The government introduced truck rental contracts from U-Haul and Avis in an attempt to corroborate the testimony of Reinhardt and Murphy. Two of the contracts were signed with the appellant's name. Mr. Gordon Davenport, proprietor of the U-Haul Agency and a cousin of Murphy, identified the appellant as the individual who rented the truck from him and identified a codefendant as the individual who returned the truck. The District Manager for the Avis Rent-A-Car System was not able to identify the person who had signed the appellant's name to the rental contract
We agree with the government that the grand jury transcript gives no indication that immunity had been granted. However, the trial transcript, pages 68 and 69, clearly shows that Reinhardt testified that he had been granted immunity in the grand jury room. See, note 3,infra.
Cross-examination into the promise of immunity proceeded, in its entirety, as follows:
"Q. And you were told by Mr. Murrell, Assistant United States —
"Mr. Shoemake: I am going to object to what he was told by Mr. Murrell; hearsay.
"The Court: Be sustained.
"Q. (By Mr. Randall) Sir, were you promised that you would not be prosecuted if you cooperated?
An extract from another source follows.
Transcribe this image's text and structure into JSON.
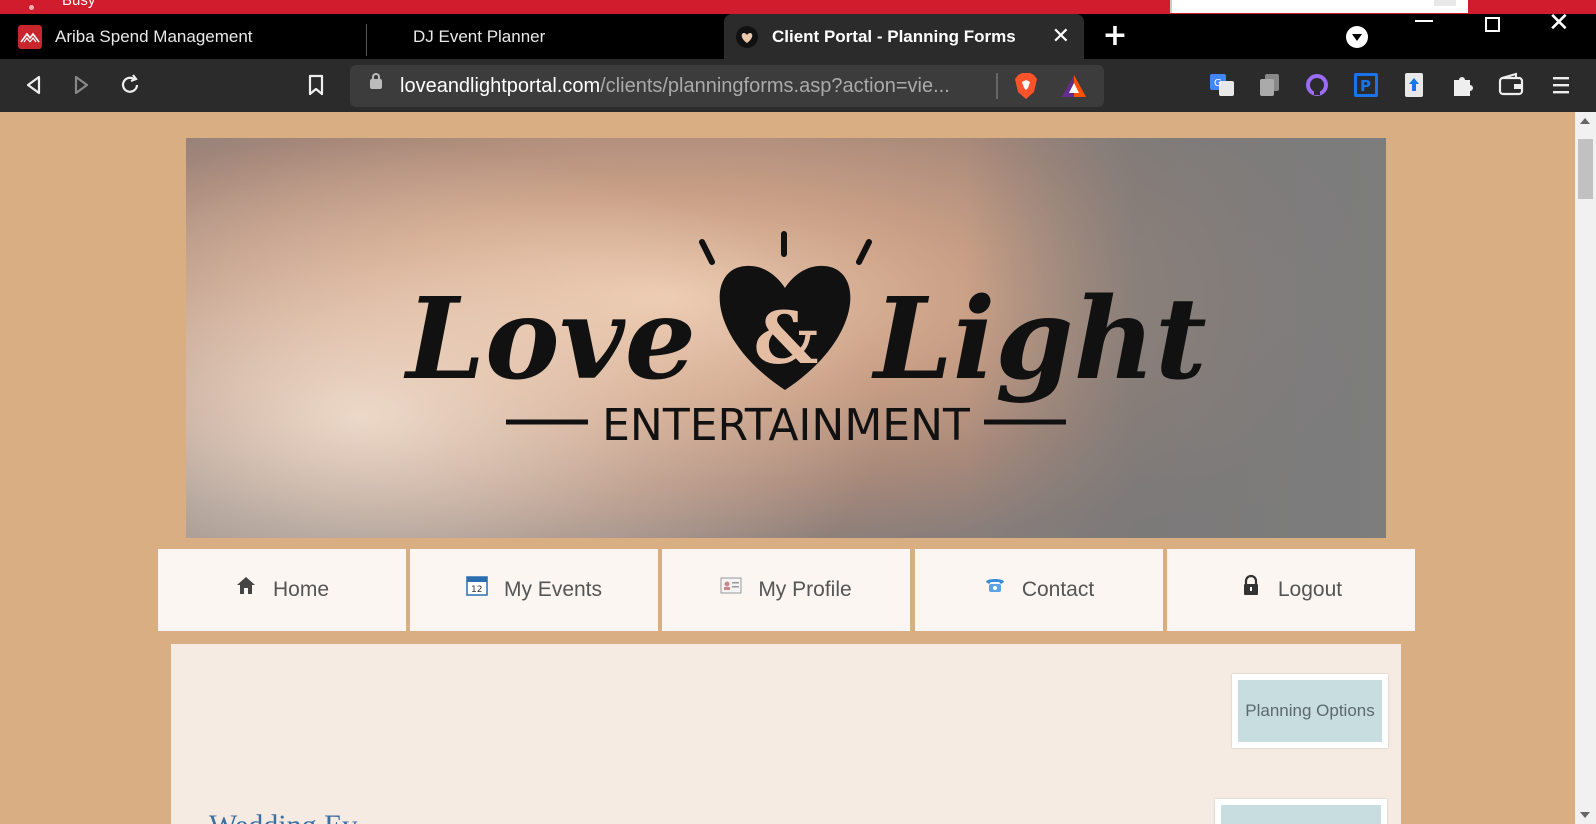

A. Yes, sir.
"Q. All right. And you were promised that by Mr. Francis Murrell, Assistant United States Attorney, weren't you, sir?
"Mr. Shoemake: Objection. That would be hearsay, Your Honor.
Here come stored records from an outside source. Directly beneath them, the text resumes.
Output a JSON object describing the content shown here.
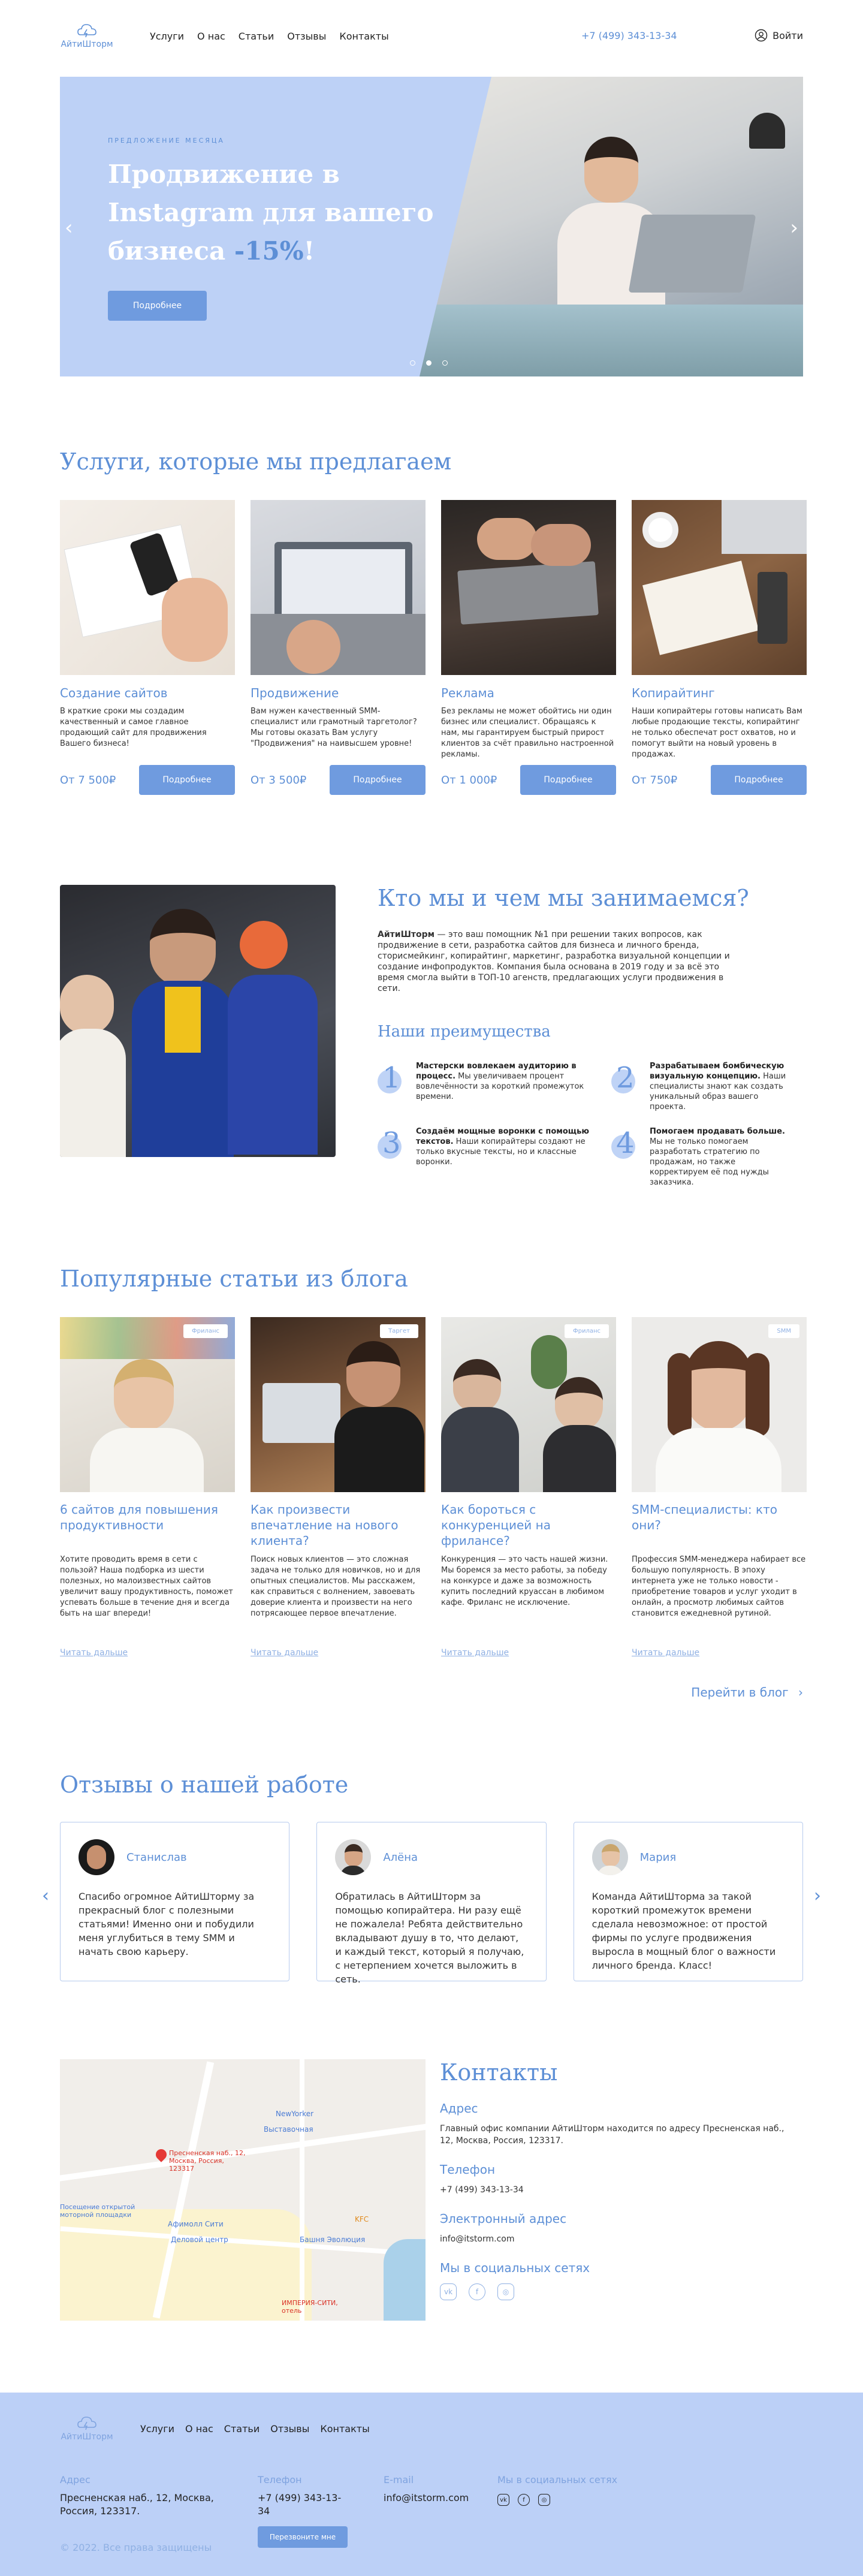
{
  "header": {
    "logo_text": "АйтиШторм",
    "nav": [
      "Услуги",
      "О нас",
      "Статьи",
      "Отзывы",
      "Контакты"
    ],
    "phone": "+7 (499) 343-13-34",
    "login": "Войти"
  },
  "hero": {
    "kicker": "Предложение месяца",
    "title_main": "Продвижение в Instagram для вашего бизнеса ",
    "title_discount": "-15%",
    "title_end": "!",
    "button": "Подробнее",
    "slides_total": 3,
    "active_slide": 2
  },
  "services": {
    "title": "Услуги, которые мы предлагаем",
    "items": [
      {
        "title": "Создание сайтов",
        "text": "В краткие сроки мы создадим качественный и самое главное продающий сайт для продвижения Вашего бизнеса!",
        "price": "От 7 500₽",
        "button": "Подробнее"
      },
      {
        "title": "Продвижение",
        "text": "Вам нужен качественный SMM-специалист или грамотный таргетолог? Мы готовы оказать Вам услугу \"Продвижения\" на наивысшем уровне!",
        "price": "От 3 500₽",
        "button": "Подробнее"
      },
      {
        "title": "Реклама",
        "text": "Без рекламы не может обойтись ни один бизнес или специалист. Обращаясь к нам, мы гарантируем быстрый прирост клиентов за счёт правильно настроенной рекламы.",
        "price": "От 1 000₽",
        "button": "Подробнее"
      },
      {
        "title": "Копирайтинг",
        "text": "Наши копирайтеры готовы написать Вам любые продающие тексты, копирайтинг не только обеспечат рост охватов, но и помогут выйти на новый уровень в продажах.",
        "price": "От 750₽",
        "button": "Подробнее"
      }
    ]
  },
  "about": {
    "title": "Кто мы и чем мы занимаемся?",
    "text_bold": "АйтиШторм",
    "text": " — это ваш помощник №1 при решении таких вопросов, как продвижение в сети, разработка сайтов для бизнеса и личного бренда, сторисмейкинг, копирайтинг, маркетинг, разработка визуальной концепции и создание инфопродуктов. Компания была основана в 2019 году и за всё это время смогла выйти в ТОП-10 агенств, предлагающих услуги продвижения в сети.",
    "adv_title": "Наши преимущества",
    "advantages": [
      {
        "num": "1",
        "bold": "Мастерски вовлекаем аудиторию в процесс.",
        "text": " Мы увеличиваем процент вовлечённости за короткий промежуток времени."
      },
      {
        "num": "2",
        "bold": "Разрабатываем бомбическую визуальную концепцию.",
        "text": " Наши специалисты знают как создать уникальный образ вашего проекта."
      },
      {
        "num": "3",
        "bold": "Создаём мощные воронки с помощью текстов.",
        "text": " Наши копирайтеры создают не только вкусные тексты, но и классные воронки."
      },
      {
        "num": "4",
        "bold": "Помогаем продавать больше.",
        "text": " Мы не только помогаем разработать стратегию по продажам, но также корректируем её под нужды заказчика."
      }
    ]
  },
  "blog": {
    "title": "Популярные статьи из блога",
    "posts": [
      {
        "tag": "Фриланс",
        "title": "6 сайтов для повышения продуктивности",
        "text": "Хотите проводить время в сети с пользой? Наша подборка из шести полезных, но малоизвестных сайтов увеличит вашу продуктивность, поможет успевать больше в течение дня и всегда быть на шаг впереди!",
        "link": "Читать дальше"
      },
      {
        "tag": "Таргет",
        "title": "Как произвести впечатление на нового клиента?",
        "text": "Поиск новых клиентов — это сложная задача не только для новичков, но и для опытных специалистов. Мы расскажем, как справиться с волнением, завоевать доверие клиента и произвести на него потрясающее первое впечатление.",
        "link": "Читать дальше"
      },
      {
        "tag": "Фриланс",
        "title": "Как бороться с конкуренцией на фрилансе?",
        "text": "Конкуренция — это часть нашей жизни. Мы боремся за место работы, за победу на конкурсе и даже за возможность купить последний круассан в любимом кафе. Фриланс не исключение.",
        "link": "Читать дальше"
      },
      {
        "tag": "SMM",
        "title": "SMM-специалисты: кто они?",
        "text": "Профессия SMM-менеджера набирает все большую популярность. В эпоху интернета уже не только новости - приобретение товаров и услуг уходит в онлайн, а просмотр любимых сайтов становится ежедневной рутиной.",
        "link": "Читать дальше"
      }
    ],
    "more": "Перейти в блог"
  },
  "reviews": {
    "title": "Отзывы о нашей работе",
    "items": [
      {
        "name": "Станислав",
        "text": "Спасибо огромное АйтиШторму за прекрасный блог с полезными статьями! Именно они и побудили меня углубиться в тему SMM и начать свою карьеру."
      },
      {
        "name": "Алёна",
        "text": "Обратилась в АйтиШторм за помощью копирайтера. Ни разу ещё не пожалела! Ребята действительно вкладывают душу в то, что делают, и каждый текст, который я получаю, с нетерпением хочется выложить в сеть."
      },
      {
        "name": "Мария",
        "text": "Команда АйтиШторма за такой короткий промежуток времени сделала невозможное: от простой фирмы по услуге продвижения выросла в мощный блог о важности личного бренда. Класс!"
      }
    ]
  },
  "contacts": {
    "title": "Контакты",
    "address_h": "Адрес",
    "address": "Главный офис компании АйтиШторм находится по адресу Пресненская наб., 12, Москва, Россия, 123317.",
    "phone_h": "Телефон",
    "phone": "+7 (499) 343-13-34",
    "email_h": "Электронный адрес",
    "email": "info@itstorm.com",
    "social_h": "Мы в социальных сетях",
    "socials": [
      "vk",
      "facebook",
      "instagram"
    ],
    "map": {
      "labels": [
        "Пресненская наб., 12, Москва, Россия, 123317",
        "Выставочная",
        "NewYorker",
        "Посещение открытой моторной площадки",
        "Афимолл Сити",
        "Деловой центр",
        "Башня Эволюция",
        "KFC",
        "ИМПЕРИЯ-СИТИ, отель"
      ]
    }
  },
  "footer": {
    "logo_text": "АйтиШторм",
    "nav": [
      "Услуги",
      "О нас",
      "Статьи",
      "Отзывы",
      "Контакты"
    ],
    "address_h": "Адрес",
    "address": "Пресненская наб., 12, Москва, Россия, 123317.",
    "phone_h": "Телефон",
    "phone": "+7 (499) 343-13-34",
    "callback": "Перезвоните мне",
    "email_h": "E-mail",
    "email": "info@itstorm.com",
    "social_h": "Мы в социальных сетях",
    "copyright": "© 2022. Все права защищены"
  },
  "colors": {
    "accent": "#5d8fd6",
    "button": "#6f9bdf",
    "light": "#bcd0f7"
  }
}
"The Court: Be sustained.
"Mr. Randall: Why?
"The Court: All right. I sustained it.
I am not arguing with you.
"Q. (By Mr. Randall) And you were made that promise you said you were made, in the grand jury room, weren't you, sir? A. Made what promise, sir?
"Q. Promise that you would not be prosecuted? A. Yes, sir.
* * * * *
"Q. You have never been arrested in connection with it? A. In connection with it?
"Q. This crime? A. Yes, sir.
"Q. Were you arrested in connection with this crime? A. Yes, sir.
"Q. And by whom were you arrested, sir? A. By the City of St. Louis.
"Q. I see. But you weren't charged?
A. No, sir.
"Mr. Randall: That's all."
The conversation went as follows:
"Mr. Baris: * * * You have got a man who wears a badge, who is a police officer, and who comes in and admits to you — and why does he admit to you? Because in that grand jury room they told him, `You testify the way we want, and we are not going to prosecute you.'
"Mr. Shoemake: I will object to that, Your Honor. There is no evidence.
"The Court: Well, that is certainly outside the record, Mr. Baris. There is no evidence of what he was told."
See, Harris v. United States, 371 F.2d 365, n. 1 at 367 (9th Cir. 1967)
At oral argument, the government appeared to concede that the rulings as to immunity and residence were erroneous, but maintained that the error was not prejudicial
The evidence indicated that the appellant: (1) had known Reinhardt for about a year and a half; (2) had called Reinhardt at his home; (3) had visited Reinhardt at his machine shop; (4) had knowledge of Reinhardt's part-time position as a police officer; and (5) had knowledge that Reinhardt resided in Overland, Missouri